Northern lights: If the new Stieg Larsson's not for you, try one of these other shades of Scandinavian noir
Do we really want a new Stieg Larsson, now that we have an army of Nordic novelists popping out of the forest bearing spine-tingling tales on a regular basis? If you're not in the mood for David Lagercrantz, here are a few alternative suggestions.

Gunnar Staalesen Norwegian author of 20 novels set in rainy Bergen, many involving his wise-cracking, hard-drinking detective Varg Veum. The Consorts of Death is particularly atmospheric, with the action harking back to Veum's past as a social worker.

Karin Fossum Norway's "queen of crime" has created an elegant, mild-mannered detective in Inspector Konrad Sejer. The Glass Key-winning Don't Look Back finds Sejer trying to figure out why the body of a teenage girl ended up in an idyllic pond.

Mons Kallentoft Swedish journalist who has written eight books about Inspector Malin Fors. Midwinter Sacrifice, the first in the series, set in one of the coldest Swedish winters, opens with a mutilated corpse hanging from a tree in the frozen wastes. Chilling or what?

Camilla Lackberg Lackberg has been dubbed the Swedish Agatha Christie thanks to the cosiness of her golden crime-fighting duo, Eric and Patrik, who live a highly civilised life in the seaside village of Fjallbacka. Apart from all those murders, of course.

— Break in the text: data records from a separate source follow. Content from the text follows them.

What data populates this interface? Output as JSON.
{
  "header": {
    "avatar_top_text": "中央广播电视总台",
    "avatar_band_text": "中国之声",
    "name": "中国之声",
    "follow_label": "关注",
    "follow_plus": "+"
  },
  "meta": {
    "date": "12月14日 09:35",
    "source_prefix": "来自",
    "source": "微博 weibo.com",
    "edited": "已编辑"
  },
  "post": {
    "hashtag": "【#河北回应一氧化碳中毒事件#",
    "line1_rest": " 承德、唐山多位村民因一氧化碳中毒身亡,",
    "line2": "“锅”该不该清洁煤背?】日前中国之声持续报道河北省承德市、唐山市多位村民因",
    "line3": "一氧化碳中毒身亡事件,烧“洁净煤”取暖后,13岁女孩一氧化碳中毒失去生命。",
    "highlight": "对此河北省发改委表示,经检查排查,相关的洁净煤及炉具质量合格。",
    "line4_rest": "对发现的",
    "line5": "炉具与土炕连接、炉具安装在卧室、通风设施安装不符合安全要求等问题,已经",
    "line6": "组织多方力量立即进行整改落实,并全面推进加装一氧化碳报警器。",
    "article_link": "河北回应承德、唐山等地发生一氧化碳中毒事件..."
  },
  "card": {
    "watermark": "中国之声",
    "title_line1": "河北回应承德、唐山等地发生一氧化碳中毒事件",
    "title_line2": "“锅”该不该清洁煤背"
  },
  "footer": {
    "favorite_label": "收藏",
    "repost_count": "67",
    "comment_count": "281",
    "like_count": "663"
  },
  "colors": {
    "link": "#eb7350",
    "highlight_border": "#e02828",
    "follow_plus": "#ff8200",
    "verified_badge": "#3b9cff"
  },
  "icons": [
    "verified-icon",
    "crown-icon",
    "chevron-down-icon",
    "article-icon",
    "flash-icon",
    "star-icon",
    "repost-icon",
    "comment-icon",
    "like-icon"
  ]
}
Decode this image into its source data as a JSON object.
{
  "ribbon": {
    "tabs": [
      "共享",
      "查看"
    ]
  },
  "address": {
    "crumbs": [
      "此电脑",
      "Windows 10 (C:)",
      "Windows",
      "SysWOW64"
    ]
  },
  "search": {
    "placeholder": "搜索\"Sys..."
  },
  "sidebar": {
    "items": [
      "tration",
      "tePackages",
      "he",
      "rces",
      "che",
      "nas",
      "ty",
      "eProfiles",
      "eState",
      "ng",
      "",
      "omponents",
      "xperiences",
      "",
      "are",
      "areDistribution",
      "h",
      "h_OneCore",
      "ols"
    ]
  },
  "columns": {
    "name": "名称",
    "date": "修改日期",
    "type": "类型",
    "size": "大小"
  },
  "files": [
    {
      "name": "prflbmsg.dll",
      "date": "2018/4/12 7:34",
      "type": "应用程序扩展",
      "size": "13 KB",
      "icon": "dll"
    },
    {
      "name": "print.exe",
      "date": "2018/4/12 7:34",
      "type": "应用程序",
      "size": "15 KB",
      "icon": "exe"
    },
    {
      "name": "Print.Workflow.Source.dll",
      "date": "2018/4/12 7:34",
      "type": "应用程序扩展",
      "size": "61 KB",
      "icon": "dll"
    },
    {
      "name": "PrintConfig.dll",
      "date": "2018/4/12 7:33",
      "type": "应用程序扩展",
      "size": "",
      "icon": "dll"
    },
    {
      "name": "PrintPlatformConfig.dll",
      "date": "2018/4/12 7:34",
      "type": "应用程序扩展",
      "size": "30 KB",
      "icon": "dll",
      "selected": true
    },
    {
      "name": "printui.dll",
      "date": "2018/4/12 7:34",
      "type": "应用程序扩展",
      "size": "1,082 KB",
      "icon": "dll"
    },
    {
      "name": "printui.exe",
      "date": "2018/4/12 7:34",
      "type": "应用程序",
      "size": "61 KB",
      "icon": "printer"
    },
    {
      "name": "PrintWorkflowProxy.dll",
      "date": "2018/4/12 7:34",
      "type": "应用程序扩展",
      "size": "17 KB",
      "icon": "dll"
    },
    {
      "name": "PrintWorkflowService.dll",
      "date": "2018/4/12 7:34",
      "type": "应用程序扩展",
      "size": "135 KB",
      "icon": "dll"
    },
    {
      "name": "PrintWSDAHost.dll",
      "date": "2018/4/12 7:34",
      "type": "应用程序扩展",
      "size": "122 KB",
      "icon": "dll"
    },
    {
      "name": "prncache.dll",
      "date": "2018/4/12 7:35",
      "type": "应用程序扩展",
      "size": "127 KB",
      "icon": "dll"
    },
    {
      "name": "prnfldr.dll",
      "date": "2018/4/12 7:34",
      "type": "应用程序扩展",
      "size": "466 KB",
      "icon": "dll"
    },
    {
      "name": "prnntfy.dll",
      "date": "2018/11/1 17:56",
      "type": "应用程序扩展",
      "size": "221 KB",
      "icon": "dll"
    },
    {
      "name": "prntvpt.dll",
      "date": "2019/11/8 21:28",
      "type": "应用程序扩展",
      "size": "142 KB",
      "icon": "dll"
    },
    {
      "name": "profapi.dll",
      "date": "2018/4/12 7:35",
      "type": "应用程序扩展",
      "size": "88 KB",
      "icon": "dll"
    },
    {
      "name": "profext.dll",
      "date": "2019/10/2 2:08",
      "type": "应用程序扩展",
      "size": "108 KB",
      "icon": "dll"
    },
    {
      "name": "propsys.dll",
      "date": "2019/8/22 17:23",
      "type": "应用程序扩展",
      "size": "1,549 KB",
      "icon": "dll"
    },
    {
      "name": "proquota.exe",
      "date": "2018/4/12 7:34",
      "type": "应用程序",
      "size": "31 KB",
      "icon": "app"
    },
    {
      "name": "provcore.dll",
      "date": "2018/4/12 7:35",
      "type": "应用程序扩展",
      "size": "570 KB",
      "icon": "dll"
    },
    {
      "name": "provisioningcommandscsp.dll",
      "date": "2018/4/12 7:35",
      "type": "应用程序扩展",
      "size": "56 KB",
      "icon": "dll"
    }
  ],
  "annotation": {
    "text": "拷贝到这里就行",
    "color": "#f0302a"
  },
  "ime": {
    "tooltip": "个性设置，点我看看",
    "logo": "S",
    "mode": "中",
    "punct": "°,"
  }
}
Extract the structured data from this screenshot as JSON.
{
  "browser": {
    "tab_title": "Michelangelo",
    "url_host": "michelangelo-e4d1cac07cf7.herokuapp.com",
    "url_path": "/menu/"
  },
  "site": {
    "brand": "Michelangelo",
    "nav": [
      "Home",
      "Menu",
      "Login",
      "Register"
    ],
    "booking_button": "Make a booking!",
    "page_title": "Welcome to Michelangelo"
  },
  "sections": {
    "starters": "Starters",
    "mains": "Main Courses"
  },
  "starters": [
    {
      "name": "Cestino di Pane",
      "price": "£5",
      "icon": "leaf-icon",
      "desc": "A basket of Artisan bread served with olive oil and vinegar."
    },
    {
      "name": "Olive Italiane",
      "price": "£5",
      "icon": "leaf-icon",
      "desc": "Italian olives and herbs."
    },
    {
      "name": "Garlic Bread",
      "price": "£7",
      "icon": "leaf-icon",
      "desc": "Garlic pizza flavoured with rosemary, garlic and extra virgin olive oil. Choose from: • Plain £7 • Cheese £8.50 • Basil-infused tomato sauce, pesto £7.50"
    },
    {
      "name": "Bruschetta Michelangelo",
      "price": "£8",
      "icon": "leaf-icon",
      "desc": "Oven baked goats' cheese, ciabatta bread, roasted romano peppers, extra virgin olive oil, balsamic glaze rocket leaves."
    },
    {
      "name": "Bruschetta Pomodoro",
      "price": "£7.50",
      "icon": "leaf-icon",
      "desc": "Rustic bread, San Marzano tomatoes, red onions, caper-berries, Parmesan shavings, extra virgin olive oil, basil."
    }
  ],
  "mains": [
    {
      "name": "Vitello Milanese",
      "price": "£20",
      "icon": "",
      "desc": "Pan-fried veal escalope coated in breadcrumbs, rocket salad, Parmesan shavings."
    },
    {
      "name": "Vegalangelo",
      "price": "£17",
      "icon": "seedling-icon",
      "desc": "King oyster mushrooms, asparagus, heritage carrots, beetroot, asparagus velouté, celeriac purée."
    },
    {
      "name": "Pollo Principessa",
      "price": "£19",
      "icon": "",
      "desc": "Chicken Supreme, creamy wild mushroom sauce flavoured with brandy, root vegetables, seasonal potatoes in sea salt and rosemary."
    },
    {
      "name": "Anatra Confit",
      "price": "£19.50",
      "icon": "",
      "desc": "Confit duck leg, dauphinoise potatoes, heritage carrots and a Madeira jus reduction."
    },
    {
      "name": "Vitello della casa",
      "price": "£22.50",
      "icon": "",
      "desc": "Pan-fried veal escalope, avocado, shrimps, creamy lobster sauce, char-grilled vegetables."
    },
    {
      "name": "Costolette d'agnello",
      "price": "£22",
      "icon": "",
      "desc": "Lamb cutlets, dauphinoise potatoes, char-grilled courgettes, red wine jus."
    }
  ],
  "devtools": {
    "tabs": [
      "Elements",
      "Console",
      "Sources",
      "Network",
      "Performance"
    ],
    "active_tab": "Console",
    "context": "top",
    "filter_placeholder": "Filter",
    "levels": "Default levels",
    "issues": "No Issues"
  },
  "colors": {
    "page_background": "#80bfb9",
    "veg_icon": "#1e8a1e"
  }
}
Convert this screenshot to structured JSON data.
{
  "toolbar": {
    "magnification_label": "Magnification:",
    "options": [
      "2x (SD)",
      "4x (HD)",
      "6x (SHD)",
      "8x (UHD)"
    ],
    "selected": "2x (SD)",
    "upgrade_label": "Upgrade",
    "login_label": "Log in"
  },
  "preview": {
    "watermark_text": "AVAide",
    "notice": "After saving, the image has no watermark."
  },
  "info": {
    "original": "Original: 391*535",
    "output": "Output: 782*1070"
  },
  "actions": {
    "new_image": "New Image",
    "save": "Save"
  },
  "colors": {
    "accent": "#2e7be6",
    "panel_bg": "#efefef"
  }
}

The Girl in the Spider's Web is published by MacLehose Press